Check our savings tips for co-pay cards, assistance programs, and other ways to reduce your cost. Kombiglyze XR is not covered by most Medicare and insurance plans.
Visit your doctor or health care professional for regular checks on your progress.
A test called the HbA1C (A1C) will be monitored. This is a simple blood test. It measures your blood sugar control over the last 2 to 3 months. You will receive this test every 3 to 6 months.
Learn how to check your blood sugar. Learn the symptoms of high or low blood sugar and how to manage them.
Always carry a quick-source of sugar with you in case you have symptoms of low blood sugar. Examples include hard sugar candy or glucose tablets. Make sure others know that you can choke if you eat or drink when you develop serious symptoms of low blood sugar, such as seizures or unconsciousness. They must get medical help at once.
Tell your doctor or health care professional if you have high blood sugar. You might need to change the dose of your medicine. If you are sick or exercising more than usual, you might need to change the dose of your medicine.
This medicine may cause ovulation in premenopausal women who do not have regular monthly periods. This may increase your chances of becoming pregnant. You should not take this medicine if you become pregnant or think you may be pregnant. Talk with your doctor or health care professional about your birth control options while taking this medicine. Contact your doctor or health care professional right away if think you are pregnant.
If you are going to need surgery, a MRI, CT scan, or other procedure, tell your doctor that you are taking this medicine. You may need to stop taking this medicine before the procedure.
If you see part of the tablet in your stool, and this occurs several times, tell your doctor or health care professional.
Wear a medical ID bracelet or chain, and carry a card that describes your disease and details of your medicine and dosage times.
Along with its needed effects, a medicine may cause some unwanted effects. Although not all of these side effects may occur, if they do occur they may need medical attention.
Check with your doctor immediately if any of the following side effects occur:
bloody or cloudy urine

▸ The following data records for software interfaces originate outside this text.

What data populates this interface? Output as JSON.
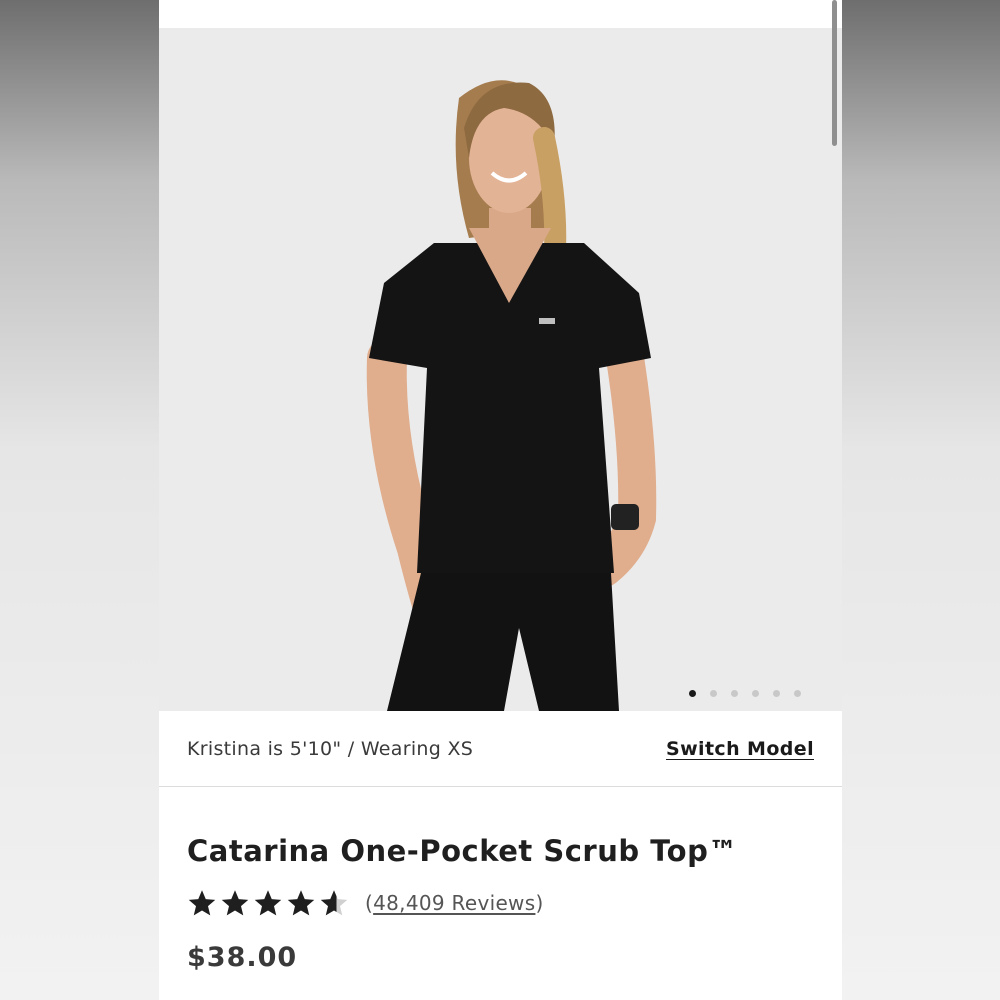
{
  "hero": {
    "image_alt": "Model wearing black Catarina One-Pocket Scrub Top",
    "carousel_total": 6,
    "carousel_active": 1
  },
  "model": {
    "info": "Kristina is 5'10\" / Wearing XS",
    "switch_label": "Switch Model"
  },
  "product": {
    "title": "Catarina One-Pocket Scrub Top™",
    "rating": 4.5,
    "reviews_open": "(",
    "reviews_label": "48,409 Reviews",
    "reviews_close": ")",
    "price": "$38.00"
  },
  "colors": {
    "scrub": "#141414",
    "hero_bg": "#ebebeb",
    "star": "#1f1f1f"
  },
  "icons": [
    "star-icon",
    "half-star-icon"
  ]
}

body aches or pain
cool, pale skin
difficult, burning, or painful urination
difficulty with breathing
frequent urge to urinate
loss of voice
lower back or side pain
unusual tiredness or weakness
Cough or hoarseness
Incidence not known
Black, tarry stools
blood in the urine or stools
difficulty with swallowing
hives or skin rash
large, hard skin blisters
large, hive-like swelling on the face, eyelids, lips, tongue, throat, hands, legs, feet, or sex organs
loss of appetite
pains in the stomach, side, or abdomen, possibly radiating to the back
pinpoint red spots on the skin
puffiness or swelling of the eyelids or around the eyes, face, lips, or tongue
tightness in the chest
unusual bleeding or bruising
yellow eyes or skin
Some side effects may occur that usually do not need medical attention. These side effects may go away during treatment as your body adjusts to the medicine. Also, your health care professional may be able to tell you about ways to prevent or reduce some of these side effects. Check with your health care professional if any of the following side effects continue or are bothersome or if you have any questions about them:
Other side effects not listed may also occur in some patients. If you notice any other effects, check with your healthcare professional.
Call your doctor for medical advice about side effects. You may report side effects to the FDA at 1-800-FDA-1088.